In two months of doubling-down, I’ve lost ten pounds. It’s nothing like the rapid weight loss I enjoyed when I started Atkins, but after a year-long stall, I think it’s just fine. If I can lose four or five pounds per month, I’ll be at my target weight by the holidays. (But how many times have I said that?)
There’s another benefit to this doubling-down on Atkins. Although I don’t think I could have tolerated this food when I first started Atkins, right now I’m fine with it. In fact, the best way I can describe how I eat is: I eat as much as I want of whatever I want, whenever I want to. But somehow I no longer “want” to eat foods that are not on my diet.
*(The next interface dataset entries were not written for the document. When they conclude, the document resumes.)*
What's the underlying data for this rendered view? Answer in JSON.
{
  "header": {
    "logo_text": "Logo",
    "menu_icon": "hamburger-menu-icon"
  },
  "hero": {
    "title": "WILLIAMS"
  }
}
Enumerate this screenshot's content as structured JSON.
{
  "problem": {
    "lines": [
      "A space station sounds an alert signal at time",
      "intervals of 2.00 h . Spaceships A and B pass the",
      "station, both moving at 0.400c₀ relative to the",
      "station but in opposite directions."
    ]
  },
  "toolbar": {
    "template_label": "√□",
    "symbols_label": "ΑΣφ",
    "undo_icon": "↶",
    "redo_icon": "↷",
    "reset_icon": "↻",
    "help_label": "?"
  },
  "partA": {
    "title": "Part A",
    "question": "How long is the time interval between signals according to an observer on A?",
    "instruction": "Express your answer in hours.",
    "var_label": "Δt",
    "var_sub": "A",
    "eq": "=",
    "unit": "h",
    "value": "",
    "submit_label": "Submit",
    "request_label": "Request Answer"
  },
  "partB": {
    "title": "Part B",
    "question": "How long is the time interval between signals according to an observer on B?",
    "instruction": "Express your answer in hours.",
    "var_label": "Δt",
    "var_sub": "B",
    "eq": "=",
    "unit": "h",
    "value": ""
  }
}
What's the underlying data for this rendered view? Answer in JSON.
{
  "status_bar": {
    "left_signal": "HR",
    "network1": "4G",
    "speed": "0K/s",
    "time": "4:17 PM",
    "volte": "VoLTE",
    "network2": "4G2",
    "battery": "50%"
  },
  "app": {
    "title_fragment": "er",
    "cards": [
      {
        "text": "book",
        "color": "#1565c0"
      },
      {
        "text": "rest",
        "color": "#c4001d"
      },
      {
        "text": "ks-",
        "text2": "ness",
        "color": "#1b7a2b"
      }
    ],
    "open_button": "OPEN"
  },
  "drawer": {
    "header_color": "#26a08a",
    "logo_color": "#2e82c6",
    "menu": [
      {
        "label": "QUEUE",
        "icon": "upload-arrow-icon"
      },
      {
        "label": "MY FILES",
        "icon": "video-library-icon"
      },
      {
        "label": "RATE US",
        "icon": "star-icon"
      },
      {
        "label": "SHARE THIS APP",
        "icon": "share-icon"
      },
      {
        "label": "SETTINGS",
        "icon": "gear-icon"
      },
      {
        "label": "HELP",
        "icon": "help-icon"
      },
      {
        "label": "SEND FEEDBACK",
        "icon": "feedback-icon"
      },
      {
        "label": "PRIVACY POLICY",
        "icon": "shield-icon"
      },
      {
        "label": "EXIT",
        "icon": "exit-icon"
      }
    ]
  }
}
I had cravings for sweets and missed bread for much of my time on Atkins. But not after I started doubling-down on Atkins. Jimmy and Dana are also reporting changes in their appetites and cravings.
Doubling-down, the Fat Fast, or nutritional ketosis, are all personal experiments, they’re not science. It’s n=1: One person trying one diet. Anecdotes at best. There is precious little science and study of overcoming stalls in dieting. Maybe if enough people report good results in these experiments on ourselves, we will pique the curiosity of researchers and grant-funders.
It’s too early to say exactly what this new Atkins phase would look like. My guess is that it would involve a fat percentage along the lines of the Fat Fast: 80 to 90% of calories from fat; careful testing of blood glucose and blood ketones; limited protein intake.
Of course, I still believe that the healthiest and most effective weight loss strategy is Atkins and the low carb high-fat lifestyle. But these long term stalls are more than discouraging. I spoke to someone a few days ago who told me of her experience with Atkins about 15 years earlier. Her diet trajectory was fairly typical: Rapid weight loss, followed by gradual weight loss, a stall and rebound. Without easy access to the kind of support and the community we have on the internet now, when she stalled and then began gaining weight back, she thought the diet had simply stopped working for her. She even tried the ketone urine test strips and, when they didn’t show ketosis, she gave up and eventually put the weight back on. She’s back on Atkins now, and if she hits another stall, at least this time she knows what’s happening.
In my case, I would be fine with being stuck 20 pounds above my target weight for the rest of my life. It sure beats being 70 pounds over. But some dieters have stalls when they’re still obese, many stall when they are still overweight. Sometimes the stalls break and weight loss resumes. Sometimes stalls don’t break. Sometimes people start to add weight, while some reach a set point while still heavier than than they want.
Long term stalls are a problem for many Atkins dieters, and I hope the authors of the next version of the diet consider adding a new phase specifically designed to overcome stalls. I wouldn’t expect big changes to the official Atkins diet anytime soon. Phinney, Volek and Westman wouldn’t add new Atkins phases willy-nilly. If they consider it appropriate, they’ll take a very careful and conservative approach based on the best science available.
But Atkins dieters experiencing long-term weight loss stalls are starting to find solutions compatible with the Atkins-based low carb high fat lifestyle.
Are you conducting your own low carb n=1 experiments? Let us know in the comments below.